It isn’t unusual for bass player Steve Kim to get calls from jazz musicians across the country to come join a gig or sit in on a recording session.
But, Kim says, perhaps his highest profile request right here at home from a hometown boy at a hometown venue. And it wasn’t jazz.
“I was playing jazz at ‘The Mix’ in Georgetown,” said Kim, who teaches both electric and upright bass at Shoreline Community College, not to mention jazz improvisation and music theory. “I’d been doing it for about a year and noticed this guy hanging around, always really late in the evening.”
Turned out the guy was Ben Shepherd, bassist for the legendary rock group Soundgarden, which was still on a 13-year break when he and Kim were introduced. “I didn’t know who he was at the time,” Kim said. “Of course, I knew of Soundgarden, but I spend most of my time doing jazz so I wasn’t real familiar.”
Kim was playing the upright bass with his group, Synthesis, at The Mix while Shepherd was working on material for a solo project. One night, Shepherd asked Kim to play on one of the tracks. That was in 2010.
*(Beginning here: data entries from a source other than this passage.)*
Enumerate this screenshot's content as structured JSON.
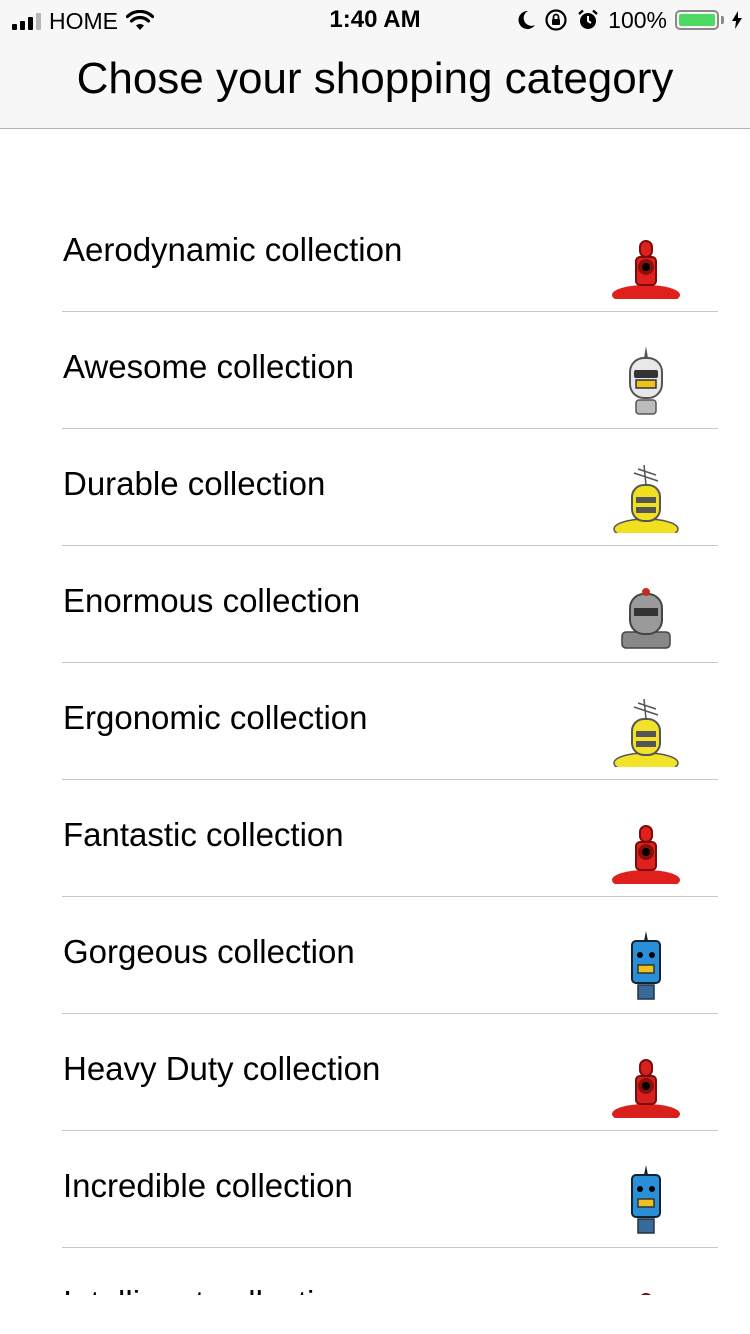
{
  "status_bar": {
    "carrier": "HOME",
    "time": "1:40 AM",
    "battery_percent": "100%",
    "battery_level": 1.0,
    "battery_color": "#4cd964"
  },
  "nav": {
    "title": "Chose your shopping category"
  },
  "categories": [
    {
      "label": "Aerodynamic collection",
      "icon": "red-robot-icon",
      "color": "#e0201c"
    },
    {
      "label": "Awesome collection",
      "icon": "white-robot-icon",
      "color": "#e8e8e8"
    },
    {
      "label": "Durable collection",
      "icon": "yellow-robot-icon",
      "color": "#f0e020"
    },
    {
      "label": "Enormous collection",
      "icon": "gray-robot-icon",
      "color": "#9a9a9a"
    },
    {
      "label": "Ergonomic collection",
      "icon": "yellow-robot-icon",
      "color": "#f2e22a"
    },
    {
      "label": "Fantastic collection",
      "icon": "red-robot-icon",
      "color": "#e0201c"
    },
    {
      "label": "Gorgeous collection",
      "icon": "blue-robot-icon",
      "color": "#2a8fd6"
    },
    {
      "label": "Heavy Duty collection",
      "icon": "red-robot-icon",
      "color": "#d8201c"
    },
    {
      "label": "Incredible collection",
      "icon": "blue-robot-icon",
      "color": "#2a8fd6"
    },
    {
      "label": "Intelligent collection",
      "icon": "red-robot-icon",
      "color": "#e0201c"
    }
  ]
}
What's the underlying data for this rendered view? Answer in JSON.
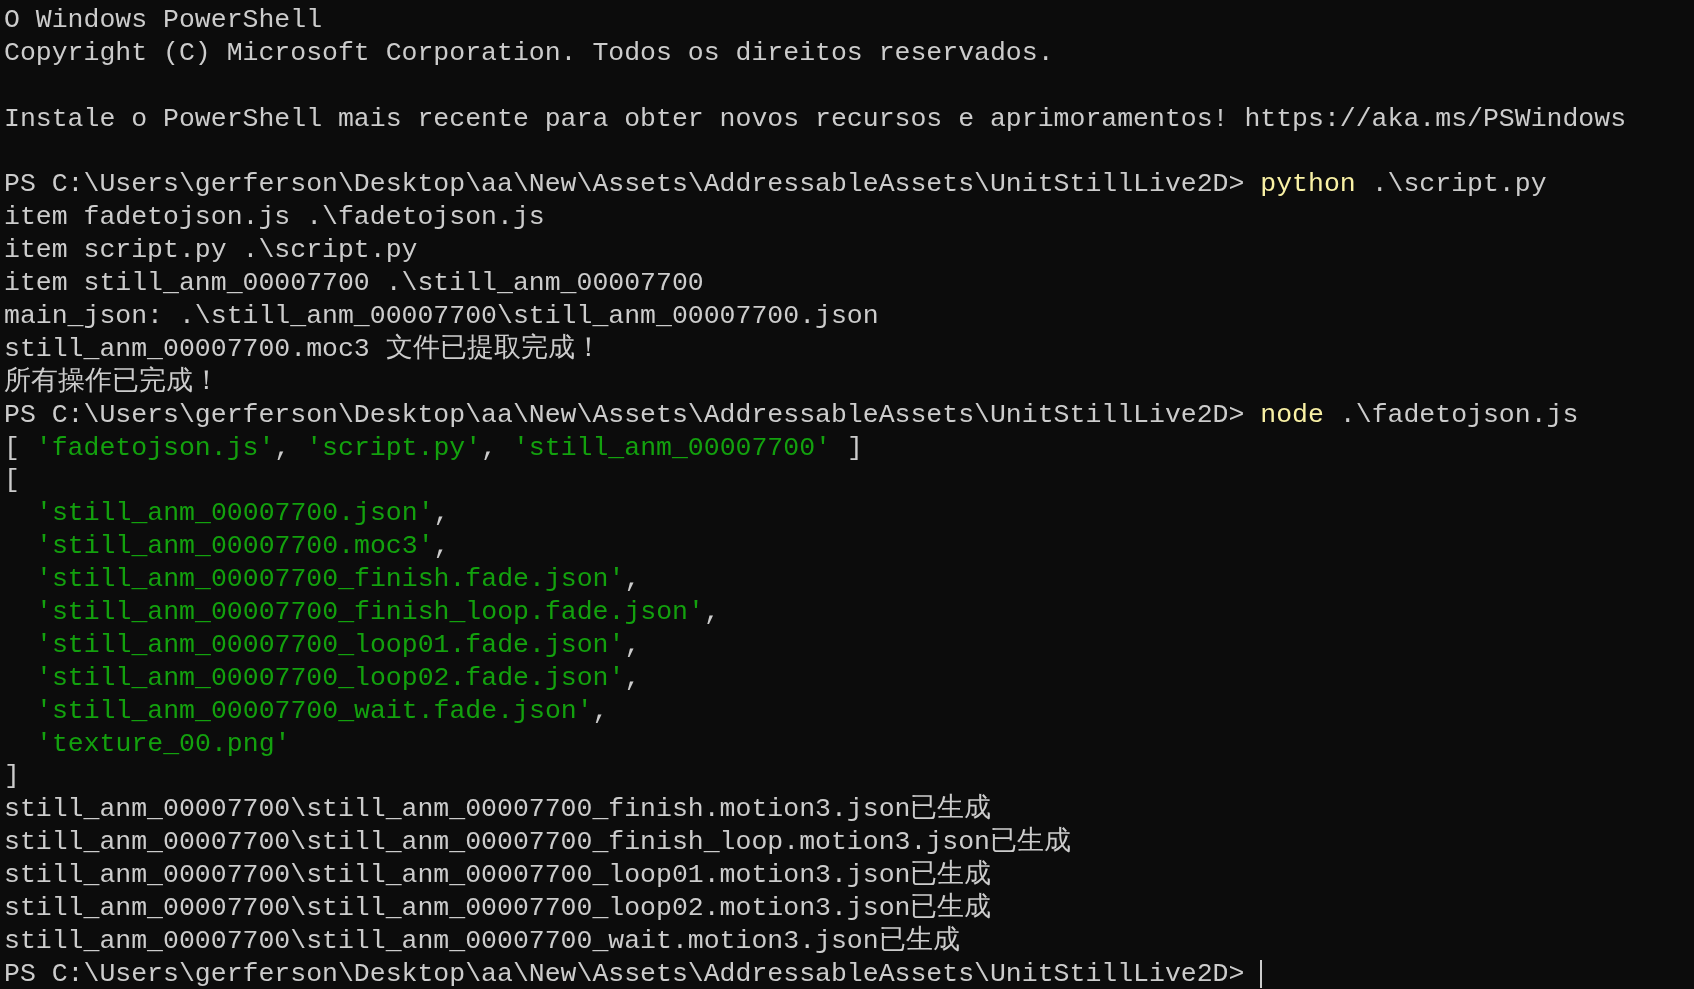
{
  "terminal": {
    "lines": [
      {
        "kind": "text",
        "segments": [
          {
            "kind": "plain",
            "text": "O Windows PowerShell"
          }
        ]
      },
      {
        "kind": "text",
        "segments": [
          {
            "kind": "plain",
            "text": "Copyright (C) Microsoft Corporation. Todos os direitos reservados."
          }
        ]
      },
      {
        "kind": "blank"
      },
      {
        "kind": "text",
        "segments": [
          {
            "kind": "plain",
            "text": "Instale o PowerShell mais recente para obter novos recursos e aprimoramentos! https://aka.ms/PSWindows"
          }
        ]
      },
      {
        "kind": "blank"
      },
      {
        "kind": "text",
        "segments": [
          {
            "kind": "plain",
            "text": "PS C:\\Users\\gerferson\\Desktop\\aa\\New\\Assets\\AddressableAssets\\UnitStillLive2D> "
          },
          {
            "kind": "command",
            "text": "python"
          },
          {
            "kind": "plain",
            "text": " .\\script.py"
          }
        ]
      },
      {
        "kind": "text",
        "segments": [
          {
            "kind": "plain",
            "text": "item fadetojson.js .\\fadetojson.js"
          }
        ]
      },
      {
        "kind": "text",
        "segments": [
          {
            "kind": "plain",
            "text": "item script.py .\\script.py"
          }
        ]
      },
      {
        "kind": "text",
        "segments": [
          {
            "kind": "plain",
            "text": "item still_anm_00007700 .\\still_anm_00007700"
          }
        ]
      },
      {
        "kind": "text",
        "segments": [
          {
            "kind": "plain",
            "text": "main_json: .\\still_anm_00007700\\still_anm_00007700.json"
          }
        ]
      },
      {
        "kind": "text",
        "segments": [
          {
            "kind": "plain",
            "text": "still_anm_00007700.moc3 文件已提取完成！"
          }
        ]
      },
      {
        "kind": "text",
        "segments": [
          {
            "kind": "plain",
            "text": "所有操作已完成！"
          }
        ]
      },
      {
        "kind": "text",
        "segments": [
          {
            "kind": "plain",
            "text": "PS C:\\Users\\gerferson\\Desktop\\aa\\New\\Assets\\AddressableAssets\\UnitStillLive2D> "
          },
          {
            "kind": "command",
            "text": "node"
          },
          {
            "kind": "plain",
            "text": " .\\fadetojson.js"
          }
        ]
      },
      {
        "kind": "text",
        "segments": [
          {
            "kind": "plain",
            "text": "[ "
          },
          {
            "kind": "string",
            "text": "'fadetojson.js'"
          },
          {
            "kind": "plain",
            "text": ", "
          },
          {
            "kind": "string",
            "text": "'script.py'"
          },
          {
            "kind": "plain",
            "text": ", "
          },
          {
            "kind": "string",
            "text": "'still_anm_00007700'"
          },
          {
            "kind": "plain",
            "text": " ]"
          }
        ]
      },
      {
        "kind": "text",
        "segments": [
          {
            "kind": "plain",
            "text": "["
          }
        ]
      },
      {
        "kind": "text",
        "indented": true,
        "segments": [
          {
            "kind": "string",
            "text": "'still_anm_00007700.json'"
          },
          {
            "kind": "plain",
            "text": ","
          }
        ]
      },
      {
        "kind": "text",
        "indented": true,
        "segments": [
          {
            "kind": "string",
            "text": "'still_anm_00007700.moc3'"
          },
          {
            "kind": "plain",
            "text": ","
          }
        ]
      },
      {
        "kind": "text",
        "indented": true,
        "segments": [
          {
            "kind": "string",
            "text": "'still_anm_00007700_finish.fade.json'"
          },
          {
            "kind": "plain",
            "text": ","
          }
        ]
      },
      {
        "kind": "text",
        "indented": true,
        "segments": [
          {
            "kind": "string",
            "text": "'still_anm_00007700_finish_loop.fade.json'"
          },
          {
            "kind": "plain",
            "text": ","
          }
        ]
      },
      {
        "kind": "text",
        "indented": true,
        "segments": [
          {
            "kind": "string",
            "text": "'still_anm_00007700_loop01.fade.json'"
          },
          {
            "kind": "plain",
            "text": ","
          }
        ]
      },
      {
        "kind": "text",
        "indented": true,
        "segments": [
          {
            "kind": "string",
            "text": "'still_anm_00007700_loop02.fade.json'"
          },
          {
            "kind": "plain",
            "text": ","
          }
        ]
      },
      {
        "kind": "text",
        "indented": true,
        "segments": [
          {
            "kind": "string",
            "text": "'still_anm_00007700_wait.fade.json'"
          },
          {
            "kind": "plain",
            "text": ","
          }
        ]
      },
      {
        "kind": "text",
        "indented": true,
        "segments": [
          {
            "kind": "string",
            "text": "'texture_00.png'"
          }
        ]
      },
      {
        "kind": "text",
        "segments": [
          {
            "kind": "plain",
            "text": "]"
          }
        ]
      },
      {
        "kind": "text",
        "segments": [
          {
            "kind": "plain",
            "text": "still_anm_00007700\\still_anm_00007700_finish.motion3.json已生成"
          }
        ]
      },
      {
        "kind": "text",
        "segments": [
          {
            "kind": "plain",
            "text": "still_anm_00007700\\still_anm_00007700_finish_loop.motion3.json已生成"
          }
        ]
      },
      {
        "kind": "text",
        "segments": [
          {
            "kind": "plain",
            "text": "still_anm_00007700\\still_anm_00007700_loop01.motion3.json已生成"
          }
        ]
      },
      {
        "kind": "text",
        "segments": [
          {
            "kind": "plain",
            "text": "still_anm_00007700\\still_anm_00007700_loop02.motion3.json已生成"
          }
        ]
      },
      {
        "kind": "text",
        "segments": [
          {
            "kind": "plain",
            "text": "still_anm_00007700\\still_anm_00007700_wait.motion3.json已生成"
          }
        ]
      },
      {
        "kind": "text",
        "cursor": true,
        "segments": [
          {
            "kind": "plain",
            "text": "PS C:\\Users\\gerferson\\Desktop\\aa\\New\\Assets\\AddressableAssets\\UnitStillLive2D> "
          }
        ]
      }
    ]
  }
}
“It just took a couple of hours at The Mix,” Kim said of the session and club that doubles as a rock music venue and recording studio. “Ben was very clear about what he wanted; he’s a very artistic guy with a lot of great ideas.”
The actual recording took only about 30 minutes, Kim said, and became “The Train You Can’t Win (Holes),” the final track on Shepherd’s new album, “In Deep Owl,” just released this past month.
That the project took three years to see the light of day was a function of Soundgarden’s resurgence, Kim says. Shepherd and the band got back together soon after and began recording and touring again. “Actually, I think the ‘In Deep Owl’ project had something to do with them getting back together,” Kim said, noting that the album includes Shepherd fellow ’Gardener, Matt Cameron.
And what about the album’s title?
“I’ve heard the cabbies call Georgetown ‘Deep Owl,’” Kim said. “It’s where it was made.”